Quoting J. C Ryle:

That a great change for the better came over England during the 18th century is a fact that I suppose no well-informed person would ever attempt to deny. You might as well attempt to deny that there was a Protestant Reformation in the days of Luther, a Long Parliament in the time of Cromwell, or a French Republic at the end of the 18th century. There was a vast change for the better. Both in religion and in morality, the country gradually went through a complete revolution. This is a great fact that even the irreligious cannot deny, however they may attempt to explain it.
But, by what means was this great change effected? To whom are we indebted for the immense improvement in religion and morality that undoubtedly came over the land? Who, in a word, were the instruments whom God employed in bringing about the great English reformation of the 18th century?

The government of the country can lay no claim to the credit for the change. Morality cannot be called into being by laws and statutes. People have never yet been made religious by acts of government. In fact, the parliaments and administrations of the 18th century did as little for religion and morality as any that ever existed in England. Nor did the change come from the Church of England as a body. The leaders of that venerable institution were utterly unequal to the times. Left to herself, the Church of England would probably have died of pride and inactivity.

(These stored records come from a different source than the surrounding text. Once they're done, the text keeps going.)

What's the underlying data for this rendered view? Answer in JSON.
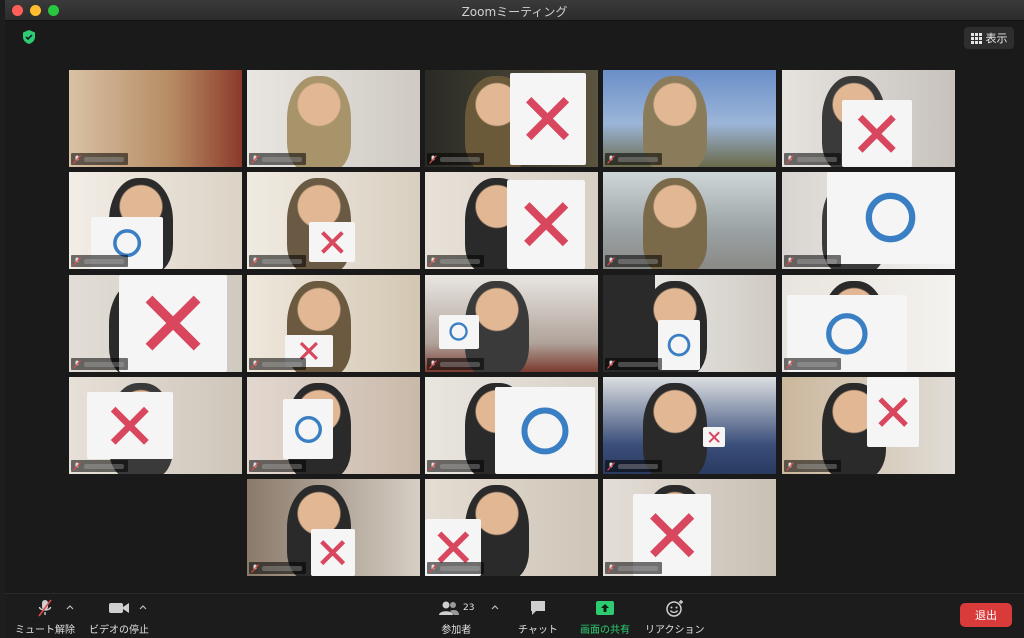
{
  "window": {
    "title": "Zoomミーティング"
  },
  "topbar": {
    "view_label": "表示"
  },
  "toolbar": {
    "mute_label": "ミュート解除",
    "video_label": "ビデオの停止",
    "participants_label": "参加者",
    "participants_count": "23",
    "chat_label": "チャット",
    "share_label": "画面の共有",
    "reactions_label": "リアクション",
    "leave_label": "退出"
  },
  "colors": {
    "active_speaker_border": "#d6e85c",
    "leave_button": "#d93a3a",
    "share_icon": "#2ecc71",
    "mark_cross": "#d9475f",
    "mark_circle": "#3a7fc4"
  }
}
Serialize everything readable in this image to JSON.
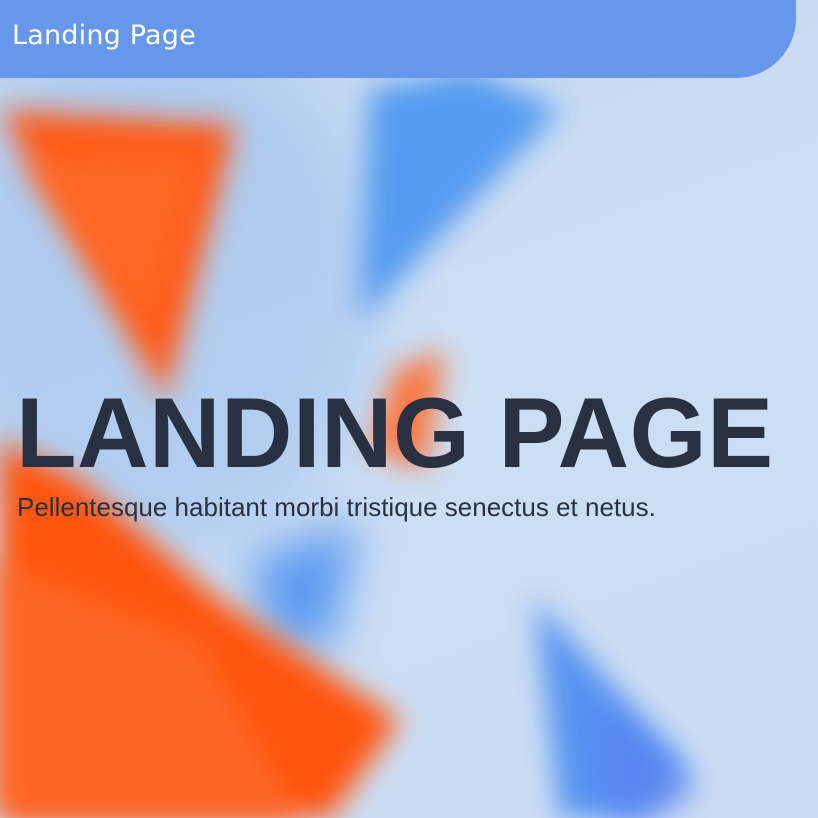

Nor did the change come from the independent churches of the dissenters. Content with their recently won freedoms, that worthy body of men seemed to rest upon their oars. In the general enjoyment of their new rights of conscience, they forgot the vital principles of their forefathers as well as their own duties and responsibilities. …Read More!